Know your enemy” is good advice for anyone fighting a battle and that includes the battle against crop pests and diseases. That’s why Alberta Agriculture has established a survey through its new Pest Surveillance Branch, and it’s getting good response from others who want to identify and quantify the threats to crops.
“We’ve been inundated with requests for surveys this year. It will take us a good two months to get all the fieldwork done,” said Ron Howard, the dean of Alberta’s plant pathologists.
Crop disease is a big problem this year because of damp weather everywhere except the Peace. Some diseases seem to have increased dramatically or spread to new areas. Fusarium is the major concern for cereals especially as warm, moist weather during flowering was ideal for infection.
Howard is taking the lead in the surveillance group’s biggest survey of the year, a province-wide study to find how many fields had fusarium infection. The disease has been seen mainly in irrigated fields in the south, so that region will be surveyed more intensively,
“ but Howard’s co-operators will be in fields all over the province.
Ag fieldmen, applied research groups, crop advisers and anybody else Howard can press into service have been walking W patterns through fields, picking wheat heads and searching for signs of fusarium infection. Once crops are combined, surveyors will take stubble samples. Their findings will be verified by lab analyses.
Howard hopes to have results by year-end. Those results will give farmers, specialists and others an idea of the fusarium levels in fields in all regions. Farmers and their crop advisers will use the information to gauge the level of management they need to apply to wheat and other cereals.
Stripe rust overwintering?
Solid information on the spread of fusarium head blight will be the foundation of research plans, funding for research and breeding efforts to develop resistant varieties, as well as grain marketing and fungicide availability.
Cereal fields are also being surveyed to find levels of stripe rust, which seems to have been more common in central Alberta in recent years.

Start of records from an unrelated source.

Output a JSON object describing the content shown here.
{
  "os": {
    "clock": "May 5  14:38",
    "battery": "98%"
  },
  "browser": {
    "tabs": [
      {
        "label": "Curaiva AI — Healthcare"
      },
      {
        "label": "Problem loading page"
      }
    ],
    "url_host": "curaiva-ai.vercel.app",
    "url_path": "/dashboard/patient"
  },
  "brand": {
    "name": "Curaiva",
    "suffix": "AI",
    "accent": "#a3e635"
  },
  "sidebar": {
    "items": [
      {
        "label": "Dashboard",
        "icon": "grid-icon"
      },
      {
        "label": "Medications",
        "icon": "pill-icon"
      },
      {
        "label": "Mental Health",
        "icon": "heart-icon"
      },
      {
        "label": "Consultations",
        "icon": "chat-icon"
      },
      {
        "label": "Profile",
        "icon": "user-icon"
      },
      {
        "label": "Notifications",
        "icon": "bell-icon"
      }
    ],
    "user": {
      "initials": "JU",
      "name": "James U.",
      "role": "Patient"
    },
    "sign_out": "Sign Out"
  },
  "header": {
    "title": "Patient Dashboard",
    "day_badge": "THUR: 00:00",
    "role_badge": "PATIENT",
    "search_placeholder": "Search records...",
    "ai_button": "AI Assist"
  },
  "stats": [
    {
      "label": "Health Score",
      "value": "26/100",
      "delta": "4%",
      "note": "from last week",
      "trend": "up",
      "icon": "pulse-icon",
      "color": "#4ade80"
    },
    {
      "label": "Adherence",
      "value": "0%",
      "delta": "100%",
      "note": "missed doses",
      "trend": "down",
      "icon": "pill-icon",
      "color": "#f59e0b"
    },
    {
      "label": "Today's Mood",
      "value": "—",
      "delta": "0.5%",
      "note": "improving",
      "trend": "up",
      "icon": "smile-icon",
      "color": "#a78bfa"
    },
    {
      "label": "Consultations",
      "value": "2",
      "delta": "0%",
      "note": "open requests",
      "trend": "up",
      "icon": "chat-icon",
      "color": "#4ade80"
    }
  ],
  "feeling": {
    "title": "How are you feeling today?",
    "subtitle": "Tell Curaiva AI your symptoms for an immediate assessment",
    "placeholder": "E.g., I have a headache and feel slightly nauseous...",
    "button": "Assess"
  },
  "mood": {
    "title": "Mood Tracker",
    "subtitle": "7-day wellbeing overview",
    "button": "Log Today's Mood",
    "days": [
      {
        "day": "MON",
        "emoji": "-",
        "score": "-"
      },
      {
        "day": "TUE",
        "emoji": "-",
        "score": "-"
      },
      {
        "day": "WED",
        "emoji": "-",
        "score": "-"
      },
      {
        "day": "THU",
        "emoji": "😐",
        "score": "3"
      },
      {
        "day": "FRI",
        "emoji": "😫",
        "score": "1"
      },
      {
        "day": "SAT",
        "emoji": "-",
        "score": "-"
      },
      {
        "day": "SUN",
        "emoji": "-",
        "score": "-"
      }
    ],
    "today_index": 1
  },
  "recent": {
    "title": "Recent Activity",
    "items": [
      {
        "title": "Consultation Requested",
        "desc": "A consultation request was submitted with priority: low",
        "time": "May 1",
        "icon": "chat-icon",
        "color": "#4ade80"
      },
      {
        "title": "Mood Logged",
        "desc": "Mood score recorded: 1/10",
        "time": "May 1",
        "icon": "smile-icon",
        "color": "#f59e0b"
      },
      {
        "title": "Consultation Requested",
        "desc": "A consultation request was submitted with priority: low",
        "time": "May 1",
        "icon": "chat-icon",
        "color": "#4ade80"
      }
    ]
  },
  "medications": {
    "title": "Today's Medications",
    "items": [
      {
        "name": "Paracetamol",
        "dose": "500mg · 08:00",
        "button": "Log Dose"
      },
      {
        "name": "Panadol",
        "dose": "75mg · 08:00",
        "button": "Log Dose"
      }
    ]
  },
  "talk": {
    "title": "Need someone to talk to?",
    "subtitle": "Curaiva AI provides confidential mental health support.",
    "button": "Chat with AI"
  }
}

Traditionally, stripe rust is mainly found in the south. It was generally thought that rust spores were carried on air currents across the northern states and Western Canada, but spores may persist through mild winters.
Canola fields are also being surveyed. Ralph Lang, of Alberta Innovates, is heading up efforts to assess levels of various diseases, particularly blackleg, and Stephen Strelkov of the University of Alberta is tracking clubroot infection, focusing mainly on central Alberta. Since its first discovery in canola in 2003, clubroot has spread to 17 municipalities, mainly around Edmonton. The disease cuts yields by about half the level of infection, but at 100 per cent infection, losses can be 50 to 80 per cent.
Fieldmen are going to have their hands full working on surveys, but the more samples they can contribute to the surveys, the more information applicable to their region they’ll get back.
Farmer input welcome
That also applies to farmers, so all those involved hope you welcome them to your fields and take the time to answer any questions they may have on management.
“They’re not policing your fields they’re trying to help you protect future crops. Some municipalities have more resources than others,” says Howard. “But, we use private agronomists, ARAs, producer groups, whoever is in the area and will make time to help us out.”
As well as surveys the surveillance group investigates odd findings, says branch head, Paul Laflamme.
“Lately, we looked into an explosion of ground beetles in central Alberta. There were so many, buildings were covered with them. We don’t know why the populations were so high, but there was no apparent damage to crops. If we can keep informed, we can inform farmers so they know what could be coming up as a problem and be prepared,” he said.
“We’vebeeninundated withrequestsforsurveys thisyear.Itwilltakeus agoodtwomonthstoget allthefieldworkdone.”
DEAN OF ALBERTA’S PLANT PATHOLOGISTS
“They’renotpolicing yourfields,they’retrying tohelpyouprotectfuture crops.”
dean of alberta ’s plant pathologists